[Source records]

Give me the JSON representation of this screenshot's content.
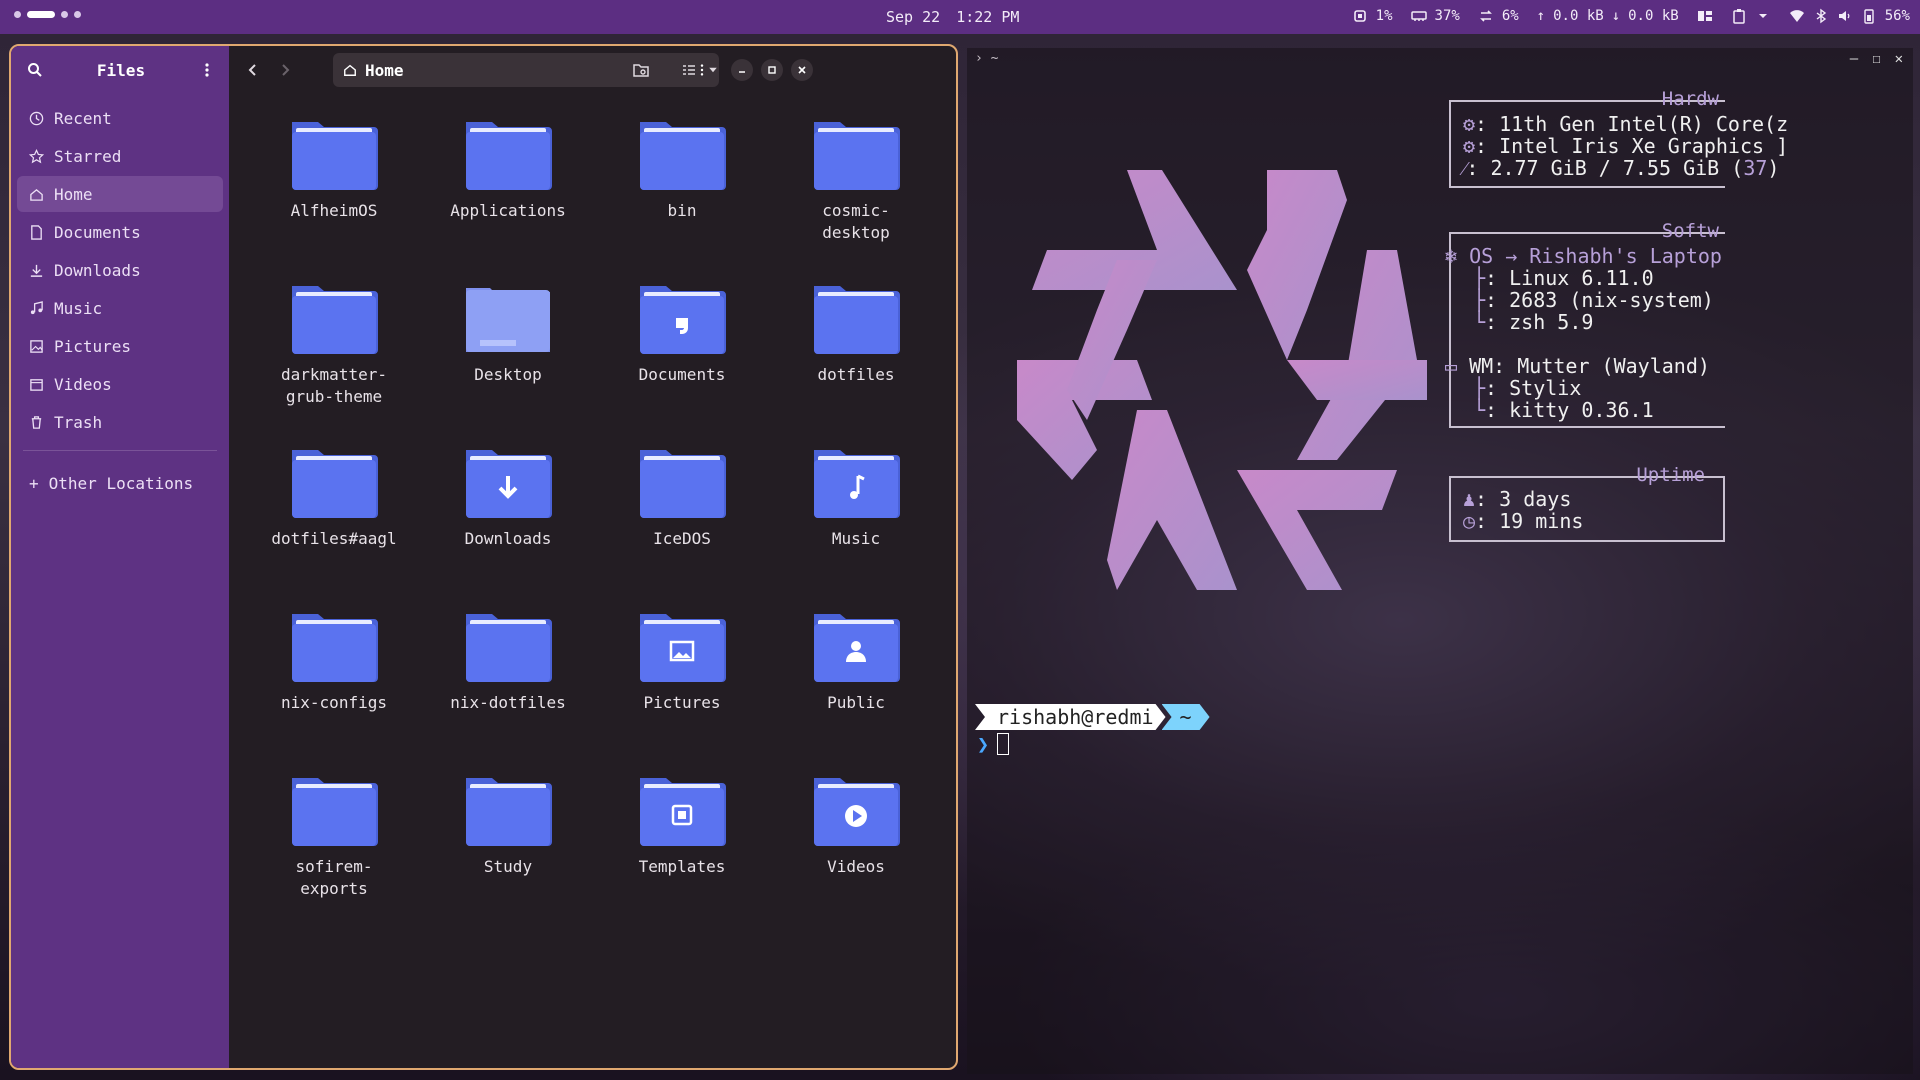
{
  "topbar": {
    "date": "Sep 22",
    "time": "1:22 PM",
    "cpu": "1%",
    "memory": "37%",
    "swap": "6%",
    "net_up": "0.0 kB",
    "net_down": "0.0 kB",
    "battery": "56%"
  },
  "files": {
    "title": "Files",
    "path": "Home",
    "sidebar": [
      {
        "label": "Recent",
        "icon": "clock-icon"
      },
      {
        "label": "Starred",
        "icon": "star-icon"
      },
      {
        "label": "Home",
        "icon": "home-icon",
        "active": true
      },
      {
        "label": "Documents",
        "icon": "document-icon"
      },
      {
        "label": "Downloads",
        "icon": "download-icon"
      },
      {
        "label": "Music",
        "icon": "music-icon"
      },
      {
        "label": "Pictures",
        "icon": "picture-icon"
      },
      {
        "label": "Videos",
        "icon": "video-icon"
      },
      {
        "label": "Trash",
        "icon": "trash-icon"
      }
    ],
    "other_locations": "Other Locations",
    "items": [
      {
        "name": "AlfheimOS",
        "type": "folder"
      },
      {
        "name": "Applications",
        "type": "folder"
      },
      {
        "name": "bin",
        "type": "folder"
      },
      {
        "name": "cosmic-\ndesktop",
        "type": "folder"
      },
      {
        "name": "darkmatter-\ngrub-theme",
        "type": "folder"
      },
      {
        "name": "Desktop",
        "type": "desktop"
      },
      {
        "name": "Documents",
        "type": "documents"
      },
      {
        "name": "dotfiles",
        "type": "folder"
      },
      {
        "name": "dotfiles#aagl",
        "type": "folder"
      },
      {
        "name": "Downloads",
        "type": "downloads"
      },
      {
        "name": "IceDOS",
        "type": "folder"
      },
      {
        "name": "Music",
        "type": "music"
      },
      {
        "name": "nix-configs",
        "type": "folder"
      },
      {
        "name": "nix-dotfiles",
        "type": "folder"
      },
      {
        "name": "Pictures",
        "type": "pictures"
      },
      {
        "name": "Public",
        "type": "public"
      },
      {
        "name": "sofirem-\nexports",
        "type": "folder"
      },
      {
        "name": "Study",
        "type": "folder"
      },
      {
        "name": "Templates",
        "type": "templates"
      },
      {
        "name": "Videos",
        "type": "videos"
      }
    ]
  },
  "terminal": {
    "title": "~",
    "hardware_title": "Hardw",
    "hardware": [
      {
        "key": "",
        "value": "11th Gen Intel(R) Core(z"
      },
      {
        "key": "",
        "value": "Intel Iris Xe Graphics ]"
      },
      {
        "key": "",
        "value": "2.77 GiB / 7.55 GiB (",
        "extra": "37",
        "tail": ")"
      }
    ],
    "software_title": "Softw",
    "os_line": "OS → Rishabh's Laptop",
    "software": [
      "Linux 6.11.0",
      "2683 (nix-system)",
      "zsh 5.9"
    ],
    "wm_line": "WM: Mutter (Wayland)",
    "wm": [
      "Stylix",
      "kitty 0.36.1"
    ],
    "uptime_title": "Uptime",
    "uptime": [
      "3 days",
      "19 mins"
    ],
    "prompt_user": "rishabh@redmi",
    "prompt_dir": "~",
    "prompt_char": "❯"
  }
}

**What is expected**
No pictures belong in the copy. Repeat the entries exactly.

**Response for this exercise**
Give me the JSON representation of this screenshot's content.
{
  "topbar": {
    "date": "Sep 22",
    "time": "1:22 PM",
    "cpu": "1%",
    "memory": "37%",
    "swap": "6%",
    "net_up": "0.0 kB",
    "net_down": "0.0 kB",
    "battery": "56%"
  },
  "files": {
    "title": "Files",
    "path": "Home",
    "sidebar": [
      {
        "label": "Recent",
        "icon": "clock-icon"
      },
      {
        "label": "Starred",
        "icon": "star-icon"
      },
      {
        "label": "Home",
        "icon": "home-icon",
        "active": true
      },
      {
        "label": "Documents",
        "icon": "document-icon"
      },
      {
        "label": "Downloads",
        "icon": "download-icon"
      },
      {
        "label": "Music",
        "icon": "music-icon"
      },
      {
        "label": "Pictures",
        "icon": "picture-icon"
      },
      {
        "label": "Videos",
        "icon": "video-icon"
      },
      {
        "label": "Trash",
        "icon": "trash-icon"
      }
    ],
    "other_locations": "Other Locations",
    "items": [
      {
        "name": "AlfheimOS",
        "type": "folder"
      },
      {
        "name": "Applications",
        "type": "folder"
      },
      {
        "name": "bin",
        "type": "folder"
      },
      {
        "name": "cosmic-\ndesktop",
        "type": "folder"
      },
      {
        "name": "darkmatter-\ngrub-theme",
        "type": "folder"
      },
      {
        "name": "Desktop",
        "type": "desktop"
      },
      {
        "name": "Documents",
        "type": "documents"
      },
      {
        "name": "dotfiles",
        "type": "folder"
      },
      {
        "name": "dotfiles#aagl",
        "type": "folder"
      },
      {
        "name": "Downloads",
        "type": "downloads"
      },
      {
        "name": "IceDOS",
        "type": "folder"
      },
      {
        "name": "Music",
        "type": "music"
      },
      {
        "name": "nix-configs",
        "type": "folder"
      },
      {
        "name": "nix-dotfiles",
        "type": "folder"
      },
      {
        "name": "Pictures",
        "type": "pictures"
      },
      {
        "name": "Public",
        "type": "public"
      },
      {
        "name": "sofirem-\nexports",
        "type": "folder"
      },
      {
        "name": "Study",
        "type": "folder"
      },
      {
        "name": "Templates",
        "type": "templates"
      },
      {
        "name": "Videos",
        "type": "videos"
      }
    ]
  },
  "terminal": {
    "title": "~",
    "hardware_title": "Hardw",
    "hardware": [
      {
        "key": "",
        "value": "11th Gen Intel(R) Core(z"
      },
      {
        "key": "",
        "value": "Intel Iris Xe Graphics ]"
      },
      {
        "key": "",
        "value": "2.77 GiB / 7.55 GiB (",
        "extra": "37",
        "tail": ")"
      }
    ],
    "software_title": "Softw",
    "os_line": "OS → Rishabh's Laptop",
    "software": [
      "Linux 6.11.0",
      "2683 (nix-system)",
      "zsh 5.9"
    ],
    "wm_line": "WM: Mutter (Wayland)",
    "wm": [
      "Stylix",
      "kitty 0.36.1"
    ],
    "uptime_title": "Uptime",
    "uptime": [
      "3 days",
      "19 mins"
    ],
    "prompt_user": "rishabh@redmi",
    "prompt_dir": "~",
    "prompt_char": "❯"
  }
}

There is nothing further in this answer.